"I've watched the Bulls a lot and am impressed with Jimmy, who's a big, strong kid whose legs aren't going to bother him,'' Cowens said. "You grab your rest when you can. Keep yourself hydrated. He's probably hoping at times, 'Gee, I hope LeBron doesn't go at me too hard.' But the biggest challenge of playing every minute is foul trouble, not fatigue. I don't know if fatigue's that big of a deal.''
Not to Butler. Suddenly, there is an ironman creating national buzz this week not named Robert Downey Jr.
"This is what I wanted,'' Butler said. "A year ago in the playoffs, I was like, 'Man I want to play.' So a year later when I'm playing 48 minutes, I can't complain. I had to talk Luol's ear off and Ronnie (Brewer)'s ear off last year how I wanted to play, how I'm ready. Now the time's here, I have to produce.''
The only tiresome thing for Butler is being asked about being tired. Otherwise, the player nicknamed Jimmy Buckets has a bottomless supply of energy and enthusiasm.
"You learn to fight through (fatigue),'' he said. "It's all about your mental state. In your mind, if you know you can do it, your body will follow.''
The path Butler followed to the NBA spotlight from tiny Tomball, Texas — 35 miles outside Houston — was much less direct. The cowboy boots in Butler's locker reveal a man loyal to his roots and the family who took him in as a teenager abandoned by his parents. His personal difficulties contributed to Butler being a late bloomer who was Texas' 83rd-ranked prep player when he headed to Tyler Junior College.
"The 82nd-ranked kid went to The Citadel, and the 84th went Division II,'' Williams recalled. "Jimmy was the first player we signed at Marquette. He had no idea the world he walked into.''
Sometimes — like Tuesday, when Butler was being treated like the author of a book on defending LeBron titled "The James Rules'' — it still seems too big to grasp.
"Being from a small town, nobody expecting me to be in this position, starting in an NBA playoff game, playing 48 minutes, you couldn't have told me that in a million years,'' Butler said. "Hell, I didn't even believe it when I was in Tomball. It was a dream of mine.''
The reality surprises nobody who has seen Butler prepare for this opportunity. Before he was the player Thibodeau can't take off the court, he was the guy Tomball High School coach Bradley Ball couldn't kick out of the gym in the town of 10,753.

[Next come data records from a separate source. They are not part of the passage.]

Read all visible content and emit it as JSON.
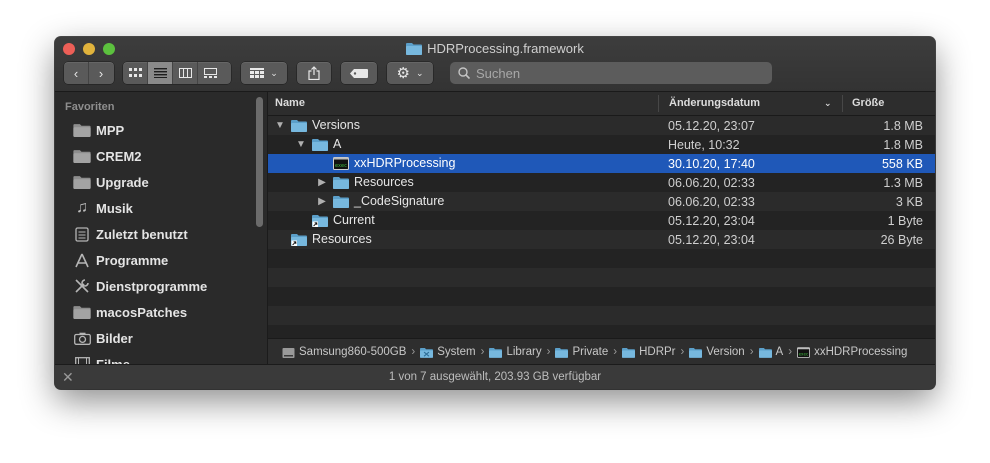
{
  "window": {
    "title": "HDRProcessing.framework"
  },
  "toolbar": {
    "back": "‹",
    "forward": "›",
    "view_modes": [
      "icons",
      "list",
      "columns",
      "gallery"
    ],
    "active_view": 1,
    "search_placeholder": "Suchen"
  },
  "sidebar": {
    "heading": "Favoriten",
    "items": [
      {
        "label": "MPP",
        "icon": "folder-icon"
      },
      {
        "label": "CREM2",
        "icon": "folder-icon"
      },
      {
        "label": "Upgrade",
        "icon": "folder-icon"
      },
      {
        "label": "Musik",
        "icon": "music-note-icon"
      },
      {
        "label": "Zuletzt benutzt",
        "icon": "recents-icon"
      },
      {
        "label": "Programme",
        "icon": "applications-icon"
      },
      {
        "label": "Dienstprogramme",
        "icon": "tools-icon"
      },
      {
        "label": "macosPatches",
        "icon": "folder-icon"
      },
      {
        "label": "Bilder",
        "icon": "camera-icon"
      },
      {
        "label": "Filme",
        "icon": "film-icon"
      }
    ]
  },
  "columns": {
    "name": "Name",
    "date": "Änderungsdatum",
    "size": "Größe"
  },
  "files": [
    {
      "name": "Versions",
      "date": "05.12.20, 23:07",
      "size": "1.8 MB",
      "depth": 0,
      "disclosure": "open",
      "kind": "folder"
    },
    {
      "name": "A",
      "date": "Heute, 10:32",
      "size": "1.8 MB",
      "depth": 1,
      "disclosure": "open",
      "kind": "folder"
    },
    {
      "name": "xxHDRProcessing",
      "date": "30.10.20, 17:40",
      "size": "558 KB",
      "depth": 2,
      "disclosure": "none",
      "kind": "exec",
      "selected": true
    },
    {
      "name": "Resources",
      "date": "06.06.20, 02:33",
      "size": "1.3 MB",
      "depth": 2,
      "disclosure": "closed",
      "kind": "folder"
    },
    {
      "name": "_CodeSignature",
      "date": "06.06.20, 02:33",
      "size": "3 KB",
      "depth": 2,
      "disclosure": "closed",
      "kind": "folder"
    },
    {
      "name": "Current",
      "date": "05.12.20, 23:04",
      "size": "1 Byte",
      "depth": 1,
      "disclosure": "none",
      "kind": "alias"
    },
    {
      "name": "Resources",
      "date": "05.12.20, 23:04",
      "size": "26 Byte",
      "depth": 0,
      "disclosure": "none",
      "kind": "alias"
    }
  ],
  "pathbar": [
    {
      "label": "Samsung860-500GB",
      "icon": "disk-icon"
    },
    {
      "label": "System",
      "icon": "system-folder-icon"
    },
    {
      "label": "Library",
      "icon": "folder-icon"
    },
    {
      "label": "Private",
      "icon": "folder-icon"
    },
    {
      "label": "HDRPr",
      "icon": "folder-icon"
    },
    {
      "label": "Version",
      "icon": "folder-icon"
    },
    {
      "label": "A",
      "icon": "folder-icon"
    },
    {
      "label": "xxHDRProcessing",
      "icon": "exec-icon"
    }
  ],
  "status": {
    "text": "1 von 7 ausgewählt, 203.93 GB verfügbar"
  },
  "colors": {
    "selection": "#1f58b8",
    "folder": "#6aaed6"
  }
}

"He'd ask me for the key and spend hours in there, before school, after school, Saturday mornings,'' Ball said over the phone. "If it wasn't against state rules, he would have been in there Sundays too. Jimmy never stopped playing.''
Some things never change.